Lexus updated it's UX models in December 2020.
Lexus updated it's UX models in December 2020.


Our test car boasted white leather trim which delivered high levels of opulence. Whether that would survive a family beating over the long-term is debatable, but it certainly looks impressive when new.

Whereas many manufacturers are taking the minimalist approach, Lexus has maintained a combination modern along with tried and tested. Remaining is an array of chunky, large buttons on the dash which makes accessing the aircon simple and fast.

The steering wheel mirrors that approach, making it easy to navigate various menus and information, while the “bull horns” on top of the driver’s binnacle enables fast driving mode changes.

During past Lexus tests we’ve been critical of the touchpad infotainment system and our opinion hasn’t changed. It’s distracting, difficult to navigate and takes your attention away from the road. Luckily the smartphone mirroring apps are now available which is the best option for a more cohesive use of hands-free phone and music functions.

Previous iterations of the UX had limited cargo space, but the boot on hybrid model is now a handy 368 litres — an improvement of about 44 litres.

Another upgrade are two Type-C USB ports in the back (the larger Type-A are being phased out in most models).

Rear seat space is good for two adults as long as those in the front are mindful of not taking too much real estate.

Commonsense inclusions such as storage areas and dual cupholders front and back are covered, but the lack of drink bottle holders in the doors is a frustrating omission.

Boot space has improved with 2020 models, but it’s still less than 400 litres.
Boot space has improved with 2020 models, but it’s still less than 400 litres.


For those concerned about the time it takes to recharge or who have range anxiety, the hybrid is a perfect alternative.

The driver does nothing but select the mode, economy, sport or normal, and the Lexus tech does the rest.

With enough charge in the battery it will move off silently, but when acceleration increases the petrol engine kicks into gear and delivers the required power.

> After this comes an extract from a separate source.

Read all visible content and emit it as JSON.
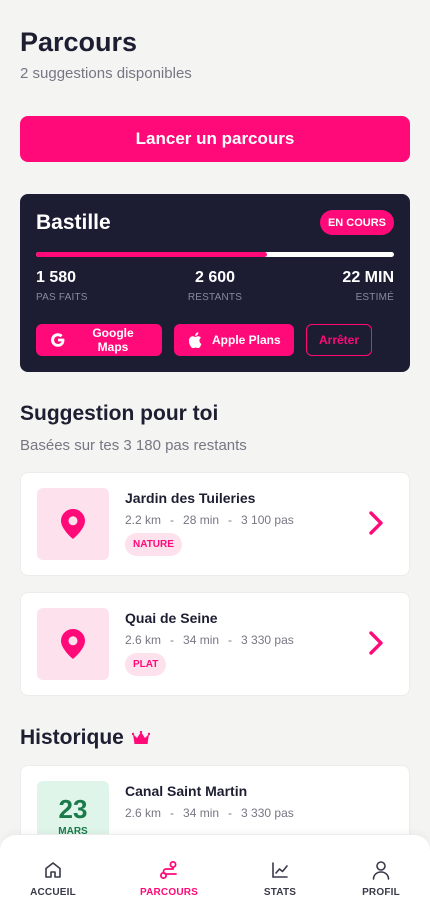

This iteration comes with improvements that have addressed some of the slow throttle responses levelled at the initial UX.

Using judicial use of the right foot, the power delivery is smooth and quiet. Step on the throttle and it can take some time to respond.

It’s an easy and relaxing car to drive with a hushed cabin no matter the road conditions.

While the official fuel usage figure from Lexus is 4.5L for every 100km, we could only manage 5.7L.

Large buttons and toggles are used in the cabin, along with a touchpad to operate the primary infotainment system.
Large buttons and toggles are used in the cabin, along with a touchpad to operate the primary infotainment system.


Performance isn’t high on the agenda, luxury and efficiency are and those two boxes are well and truly ticked.


The electric power equation doesn’t add up just yet, this moves me closer to a greener alternative without the drawbacks of charging.

Lexus updated it's UX models in December last year.
Lexus updated it's UX models in December last year.


Mercedes-Benz GLA 200 $60,277 D/A

Just updated, the new GLA base model has a 1.3-litre turbo four cylinder that puts out 120kW and 250Nm through a seven-speed auto. An impressive, if pricey all-rounder, but doesn’t have the green credentials of a hybrid despite fuel consumption of 6.2L/100km.

Mini Countryman Hybrid $63,000 D/A

The plug-in hybrid combines a 100kW, 1.5-litre three-cylinder turbo petrol engine driving the front wheels with a 65kW electric motor on the rear axle. Average fuel consumption of 2.4L/100km, with an all-electric range of about 40km.


Efficiency and luxury collide. Easy to drive with less trips to the servo than your average petrol-powered offering, the hybrid UX is green, quiet and opulence combined.



PRICE $56,500 drive-away (cheaper than rivals)

WARRANTY/SERVICING 4 yr w’ty (not bad); 3 services $1485 (fine)

ENGINE 2.0L 4-cyl, electric motor, 133kW (smooth)

SAFETY 5 stars, 8 airbags, AEB, adaptive cruise, blind spot monitor, rear cross traffic alert, lane keeping (good)

THIRST 4.5L/100km (5.7 on test)

SPARE None; run-flats (standard)

BOOT 368L (now bigger)